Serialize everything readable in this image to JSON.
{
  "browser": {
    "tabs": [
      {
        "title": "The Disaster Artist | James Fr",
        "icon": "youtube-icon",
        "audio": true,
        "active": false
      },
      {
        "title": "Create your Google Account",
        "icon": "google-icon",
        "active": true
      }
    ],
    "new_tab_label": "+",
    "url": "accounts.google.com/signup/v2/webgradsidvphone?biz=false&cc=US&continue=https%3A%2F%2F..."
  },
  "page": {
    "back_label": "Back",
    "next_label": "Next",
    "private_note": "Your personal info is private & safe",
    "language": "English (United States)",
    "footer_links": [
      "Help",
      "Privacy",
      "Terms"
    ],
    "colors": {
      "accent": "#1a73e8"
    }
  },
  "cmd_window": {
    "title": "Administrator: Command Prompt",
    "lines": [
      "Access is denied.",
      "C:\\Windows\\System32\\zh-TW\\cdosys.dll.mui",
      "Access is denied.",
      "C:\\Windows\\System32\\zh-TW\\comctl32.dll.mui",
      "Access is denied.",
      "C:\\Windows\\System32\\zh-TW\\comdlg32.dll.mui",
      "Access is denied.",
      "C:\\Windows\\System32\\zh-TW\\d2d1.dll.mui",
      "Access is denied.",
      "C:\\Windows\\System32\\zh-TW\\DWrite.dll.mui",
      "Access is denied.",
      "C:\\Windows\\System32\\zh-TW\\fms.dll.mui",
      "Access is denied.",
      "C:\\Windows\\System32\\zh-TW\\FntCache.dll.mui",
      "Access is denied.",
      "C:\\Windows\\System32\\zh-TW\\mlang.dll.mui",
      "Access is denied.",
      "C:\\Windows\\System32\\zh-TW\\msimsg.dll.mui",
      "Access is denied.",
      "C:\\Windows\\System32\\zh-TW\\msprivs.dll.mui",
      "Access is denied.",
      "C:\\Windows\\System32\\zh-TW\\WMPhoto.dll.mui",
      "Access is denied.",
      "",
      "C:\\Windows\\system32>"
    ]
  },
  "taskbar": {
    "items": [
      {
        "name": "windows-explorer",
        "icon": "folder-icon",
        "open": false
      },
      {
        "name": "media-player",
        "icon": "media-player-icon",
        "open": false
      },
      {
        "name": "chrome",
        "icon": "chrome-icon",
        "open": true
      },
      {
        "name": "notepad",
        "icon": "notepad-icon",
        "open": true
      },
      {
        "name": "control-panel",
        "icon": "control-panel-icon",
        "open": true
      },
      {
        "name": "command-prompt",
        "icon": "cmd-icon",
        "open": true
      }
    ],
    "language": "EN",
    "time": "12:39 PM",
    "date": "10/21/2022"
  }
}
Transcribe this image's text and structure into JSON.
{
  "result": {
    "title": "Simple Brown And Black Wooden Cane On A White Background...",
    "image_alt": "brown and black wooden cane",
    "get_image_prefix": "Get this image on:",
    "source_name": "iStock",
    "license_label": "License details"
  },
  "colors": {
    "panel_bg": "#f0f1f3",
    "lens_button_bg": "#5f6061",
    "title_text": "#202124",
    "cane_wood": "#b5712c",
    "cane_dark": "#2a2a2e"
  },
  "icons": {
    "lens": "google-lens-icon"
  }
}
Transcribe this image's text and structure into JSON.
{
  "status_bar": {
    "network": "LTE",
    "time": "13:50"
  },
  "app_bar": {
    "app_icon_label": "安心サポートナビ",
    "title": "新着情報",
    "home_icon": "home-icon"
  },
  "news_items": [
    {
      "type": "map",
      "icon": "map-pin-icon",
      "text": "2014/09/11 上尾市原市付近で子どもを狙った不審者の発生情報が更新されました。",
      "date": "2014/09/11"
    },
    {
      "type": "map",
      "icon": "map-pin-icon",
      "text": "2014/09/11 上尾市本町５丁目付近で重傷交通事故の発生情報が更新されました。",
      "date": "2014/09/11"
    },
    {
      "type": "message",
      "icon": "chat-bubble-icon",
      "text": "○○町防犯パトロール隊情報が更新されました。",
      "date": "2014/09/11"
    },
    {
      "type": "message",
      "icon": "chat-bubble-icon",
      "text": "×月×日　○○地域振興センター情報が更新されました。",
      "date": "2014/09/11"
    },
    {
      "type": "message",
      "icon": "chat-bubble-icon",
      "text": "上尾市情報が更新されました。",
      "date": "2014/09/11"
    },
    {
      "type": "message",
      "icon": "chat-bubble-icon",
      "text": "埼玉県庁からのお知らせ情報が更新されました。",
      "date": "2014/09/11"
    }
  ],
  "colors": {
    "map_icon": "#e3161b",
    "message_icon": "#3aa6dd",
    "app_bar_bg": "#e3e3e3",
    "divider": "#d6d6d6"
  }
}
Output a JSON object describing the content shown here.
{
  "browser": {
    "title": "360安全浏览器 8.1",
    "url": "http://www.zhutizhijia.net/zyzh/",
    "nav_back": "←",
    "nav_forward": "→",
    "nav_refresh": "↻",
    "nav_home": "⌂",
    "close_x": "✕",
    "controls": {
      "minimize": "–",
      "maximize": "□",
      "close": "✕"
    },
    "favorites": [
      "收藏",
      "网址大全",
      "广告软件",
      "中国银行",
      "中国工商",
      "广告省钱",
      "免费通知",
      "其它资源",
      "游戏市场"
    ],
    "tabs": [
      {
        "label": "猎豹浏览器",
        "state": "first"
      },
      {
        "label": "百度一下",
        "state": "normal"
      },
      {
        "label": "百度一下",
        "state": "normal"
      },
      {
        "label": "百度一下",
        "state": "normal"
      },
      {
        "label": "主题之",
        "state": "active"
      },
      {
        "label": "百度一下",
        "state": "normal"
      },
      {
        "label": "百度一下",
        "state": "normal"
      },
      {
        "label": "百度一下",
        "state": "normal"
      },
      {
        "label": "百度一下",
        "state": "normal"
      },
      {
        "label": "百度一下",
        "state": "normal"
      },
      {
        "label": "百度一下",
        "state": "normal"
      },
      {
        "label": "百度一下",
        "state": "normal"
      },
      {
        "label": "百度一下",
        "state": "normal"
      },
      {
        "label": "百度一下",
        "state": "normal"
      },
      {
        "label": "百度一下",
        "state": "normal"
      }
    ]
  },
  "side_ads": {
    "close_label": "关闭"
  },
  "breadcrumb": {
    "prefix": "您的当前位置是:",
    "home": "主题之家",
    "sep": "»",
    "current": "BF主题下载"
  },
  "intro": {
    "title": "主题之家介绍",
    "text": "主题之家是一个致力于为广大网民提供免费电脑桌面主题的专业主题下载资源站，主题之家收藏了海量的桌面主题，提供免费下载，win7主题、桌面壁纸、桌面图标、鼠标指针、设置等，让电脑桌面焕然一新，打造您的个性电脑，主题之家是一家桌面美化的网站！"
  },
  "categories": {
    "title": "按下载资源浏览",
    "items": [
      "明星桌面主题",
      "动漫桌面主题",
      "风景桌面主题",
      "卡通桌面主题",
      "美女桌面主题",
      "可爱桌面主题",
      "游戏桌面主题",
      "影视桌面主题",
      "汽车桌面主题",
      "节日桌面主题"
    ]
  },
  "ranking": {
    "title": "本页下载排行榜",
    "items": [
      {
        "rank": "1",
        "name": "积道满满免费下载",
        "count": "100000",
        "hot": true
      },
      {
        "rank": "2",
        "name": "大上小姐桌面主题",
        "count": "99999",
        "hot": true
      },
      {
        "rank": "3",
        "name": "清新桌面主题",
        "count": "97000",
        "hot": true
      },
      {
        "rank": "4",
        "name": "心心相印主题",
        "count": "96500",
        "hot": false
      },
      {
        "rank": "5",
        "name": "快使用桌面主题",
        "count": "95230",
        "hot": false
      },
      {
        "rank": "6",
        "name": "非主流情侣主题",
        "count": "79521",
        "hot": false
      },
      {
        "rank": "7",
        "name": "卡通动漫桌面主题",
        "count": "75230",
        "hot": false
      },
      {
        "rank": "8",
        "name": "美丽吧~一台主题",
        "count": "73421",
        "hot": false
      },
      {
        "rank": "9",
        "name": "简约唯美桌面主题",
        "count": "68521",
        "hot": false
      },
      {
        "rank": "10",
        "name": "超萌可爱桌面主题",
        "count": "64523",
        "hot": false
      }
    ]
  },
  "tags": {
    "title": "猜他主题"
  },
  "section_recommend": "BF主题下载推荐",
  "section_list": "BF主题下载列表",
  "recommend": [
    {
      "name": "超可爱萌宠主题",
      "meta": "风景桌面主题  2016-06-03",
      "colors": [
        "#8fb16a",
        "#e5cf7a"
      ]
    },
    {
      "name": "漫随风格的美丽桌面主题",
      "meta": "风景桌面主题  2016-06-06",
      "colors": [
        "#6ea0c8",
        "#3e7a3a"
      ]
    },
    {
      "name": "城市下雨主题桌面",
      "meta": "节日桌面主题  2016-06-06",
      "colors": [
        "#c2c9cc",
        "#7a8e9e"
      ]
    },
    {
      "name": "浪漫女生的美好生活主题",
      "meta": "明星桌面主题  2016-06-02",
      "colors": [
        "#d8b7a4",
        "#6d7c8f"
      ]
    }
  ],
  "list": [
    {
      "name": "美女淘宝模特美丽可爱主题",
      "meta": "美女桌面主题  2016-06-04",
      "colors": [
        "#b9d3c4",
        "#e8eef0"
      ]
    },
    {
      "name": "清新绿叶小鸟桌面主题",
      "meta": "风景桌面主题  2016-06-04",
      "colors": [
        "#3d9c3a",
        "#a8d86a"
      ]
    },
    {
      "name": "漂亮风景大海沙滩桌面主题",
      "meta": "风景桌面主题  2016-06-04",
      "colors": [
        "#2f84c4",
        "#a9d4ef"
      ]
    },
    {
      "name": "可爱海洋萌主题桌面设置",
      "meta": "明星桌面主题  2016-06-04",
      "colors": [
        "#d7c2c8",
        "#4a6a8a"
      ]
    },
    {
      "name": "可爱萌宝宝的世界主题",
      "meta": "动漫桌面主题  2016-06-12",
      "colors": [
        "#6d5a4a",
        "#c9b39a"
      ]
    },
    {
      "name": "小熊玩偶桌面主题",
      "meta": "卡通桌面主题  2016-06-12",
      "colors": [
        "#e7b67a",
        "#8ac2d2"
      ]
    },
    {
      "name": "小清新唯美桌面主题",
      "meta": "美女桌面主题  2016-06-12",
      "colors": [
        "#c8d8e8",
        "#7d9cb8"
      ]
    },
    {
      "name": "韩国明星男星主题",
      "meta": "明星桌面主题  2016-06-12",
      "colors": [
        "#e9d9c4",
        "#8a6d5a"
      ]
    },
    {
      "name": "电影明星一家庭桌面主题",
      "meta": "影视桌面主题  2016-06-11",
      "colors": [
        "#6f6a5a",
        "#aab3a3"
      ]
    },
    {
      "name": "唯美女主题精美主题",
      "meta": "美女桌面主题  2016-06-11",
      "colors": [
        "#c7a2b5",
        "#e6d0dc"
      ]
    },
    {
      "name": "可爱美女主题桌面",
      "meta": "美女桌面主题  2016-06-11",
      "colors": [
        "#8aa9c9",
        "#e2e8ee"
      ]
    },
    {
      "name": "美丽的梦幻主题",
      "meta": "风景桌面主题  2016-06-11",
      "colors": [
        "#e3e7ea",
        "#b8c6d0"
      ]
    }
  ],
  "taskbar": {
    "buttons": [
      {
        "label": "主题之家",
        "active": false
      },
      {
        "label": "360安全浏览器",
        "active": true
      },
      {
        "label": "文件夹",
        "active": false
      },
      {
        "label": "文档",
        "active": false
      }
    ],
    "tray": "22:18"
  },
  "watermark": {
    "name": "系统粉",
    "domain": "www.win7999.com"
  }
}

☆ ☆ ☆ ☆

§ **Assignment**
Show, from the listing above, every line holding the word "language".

§ **Response area**
    "language": "English (United States)",
    "language": "EN",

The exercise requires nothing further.